Try it:
Type out all the records word for word. Any pictures are to be left out.

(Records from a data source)
● ● ● ● ● ● ●
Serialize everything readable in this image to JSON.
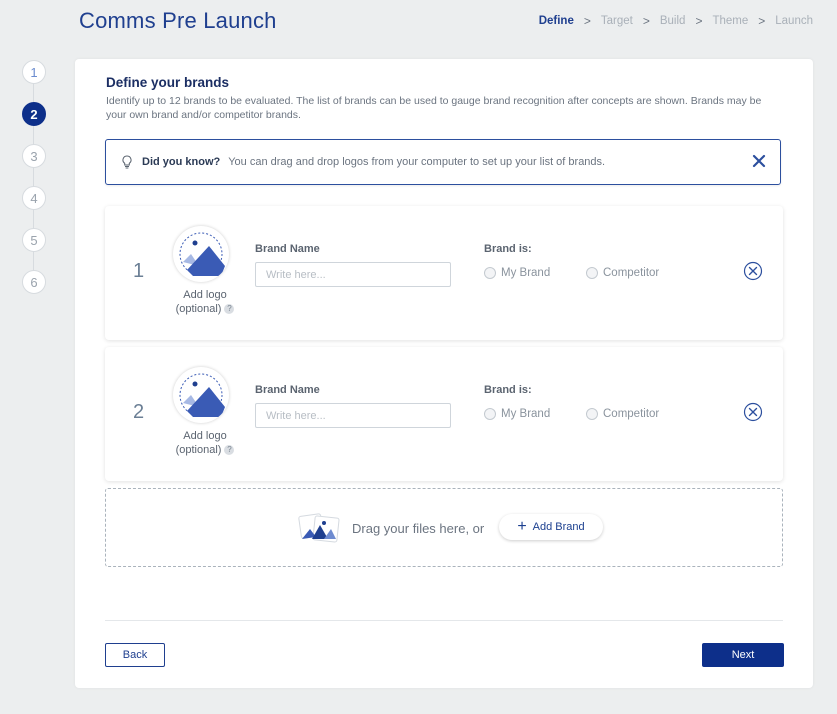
{
  "header": {
    "title": "Comms Pre Launch"
  },
  "breadcrumb": [
    {
      "label": "Define",
      "active": true
    },
    {
      "label": "Target",
      "active": false
    },
    {
      "label": "Build",
      "active": false
    },
    {
      "label": "Theme",
      "active": false
    },
    {
      "label": "Launch",
      "active": false
    }
  ],
  "breadcrumb_separator": ">",
  "stepper": {
    "steps": [
      "1",
      "2",
      "3",
      "4",
      "5",
      "6"
    ],
    "current": "2"
  },
  "section": {
    "title": "Define your brands",
    "description": "Identify up to 12 brands to be evaluated. The list of brands can be used to gauge brand recognition after concepts are shown. Brands may be your own brand and/or competitor brands."
  },
  "tip": {
    "icon": "lightbulb-icon",
    "heading": "Did you know?",
    "text": "You can drag and drop logos from your computer to set up your list of brands.",
    "close_icon": "close-icon"
  },
  "brands": [
    {
      "number": "1",
      "logo_label": "Add logo",
      "logo_optional": "(optional)",
      "help": "?",
      "name_label": "Brand Name",
      "name_value": "",
      "name_placeholder": "Write here...",
      "type_label": "Brand is:",
      "options": [
        "My Brand",
        "Competitor"
      ]
    },
    {
      "number": "2",
      "logo_label": "Add logo",
      "logo_optional": "(optional)",
      "help": "?",
      "name_label": "Brand Name",
      "name_value": "",
      "name_placeholder": "Write here...",
      "type_label": "Brand is:",
      "options": [
        "My Brand",
        "Competitor"
      ]
    }
  ],
  "dropzone": {
    "text": "Drag your files here, or",
    "button_label": "Add Brand",
    "button_icon": "plus-icon"
  },
  "footer": {
    "back_label": "Back",
    "next_label": "Next"
  },
  "colors": {
    "primary": "#0d2f8a",
    "accent": "#3a5bb5",
    "background": "#eceeef"
  }
}
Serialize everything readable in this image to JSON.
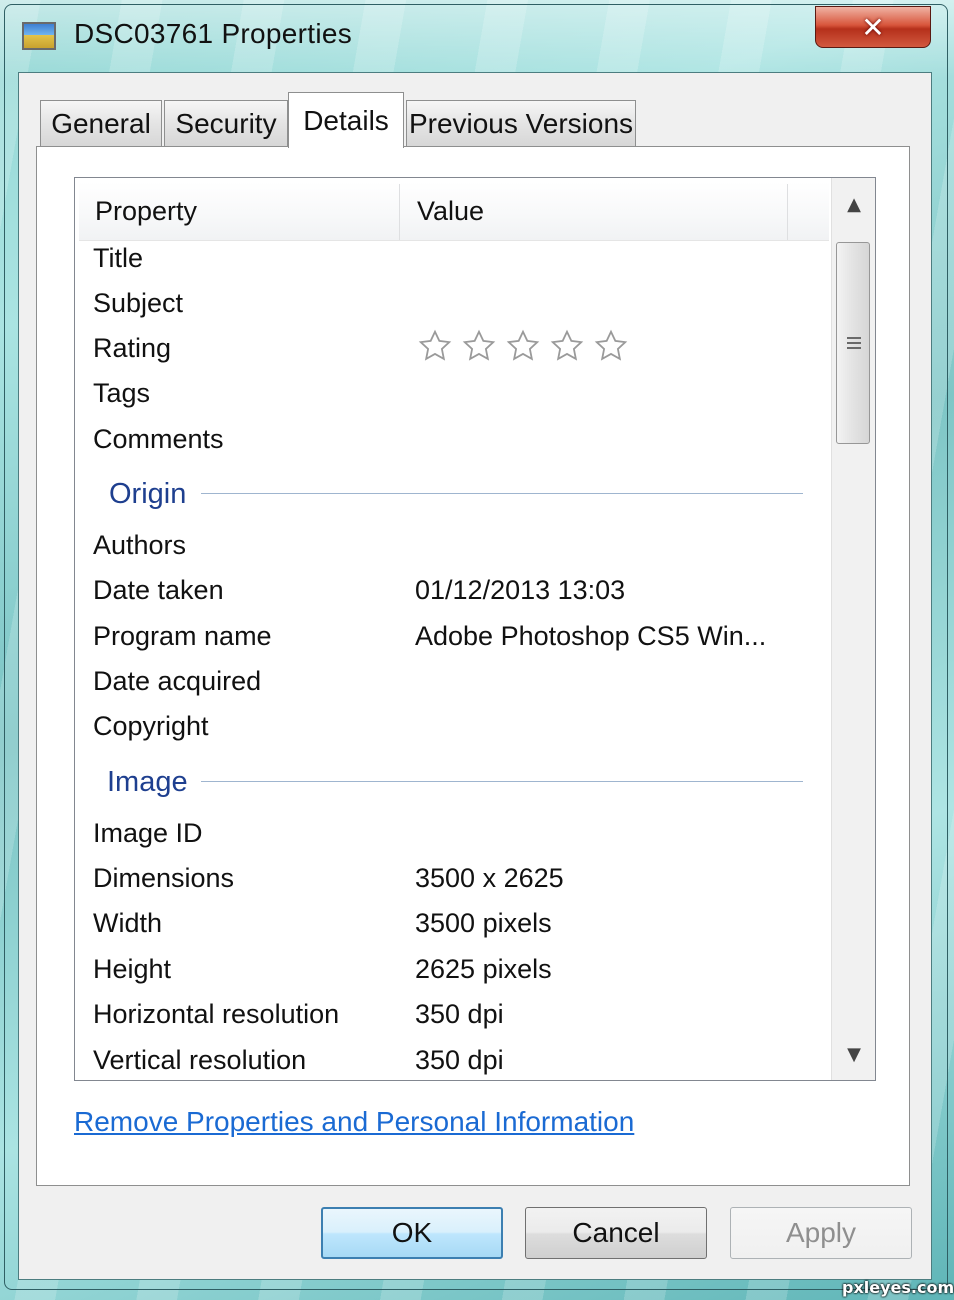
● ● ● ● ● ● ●
Response area:
Serialize everything readable in this image to JSON.
{
  "header": {
    "title": "Comms Pre Launch"
  },
  "breadcrumb": [
    {
      "label": "Define",
      "active": true
    },
    {
      "label": "Target",
      "active": false
    },
    {
      "label": "Build",
      "active": false
    },
    {
      "label": "Theme",
      "active": false
    },
    {
      "label": "Launch",
      "active": false
    }
  ],
  "breadcrumb_separator": ">",
  "stepper": {
    "steps": [
      "1",
      "2",
      "3",
      "4",
      "5",
      "6"
    ],
    "current": "2"
  },
  "section": {
    "title": "Define your brands",
    "description": "Identify up to 12 brands to be evaluated. The list of brands can be used to gauge brand recognition after concepts are shown. Brands may be your own brand and/or competitor brands."
  },
  "tip": {
    "icon": "lightbulb-icon",
    "heading": "Did you know?",
    "text": "You can drag and drop logos from your computer to set up your list of brands.",
    "close_icon": "close-icon"
  },
  "brands": [
    {
      "number": "1",
      "logo_label": "Add logo",
      "logo_optional": "(optional)",
      "help": "?",
      "name_label": "Brand Name",
      "name_value": "",
      "name_placeholder": "Write here...",
      "type_label": "Brand is:",
      "options": [
        "My Brand",
        "Competitor"
      ]
    },
    {
      "number": "2",
      "logo_label": "Add logo",
      "logo_optional": "(optional)",
      "help": "?",
      "name_label": "Brand Name",
      "name_value": "",
      "name_placeholder": "Write here...",
      "type_label": "Brand is:",
      "options": [
        "My Brand",
        "Competitor"
      ]
    }
  ],
  "dropzone": {
    "text": "Drag your files here, or",
    "button_label": "Add Brand",
    "button_icon": "plus-icon"
  },
  "footer": {
    "back_label": "Back",
    "next_label": "Next"
  },
  "colors": {
    "primary": "#0d2f8a",
    "accent": "#3a5bb5",
    "background": "#eceeef"
  }
}
Serialize everything readable in this image to JSON.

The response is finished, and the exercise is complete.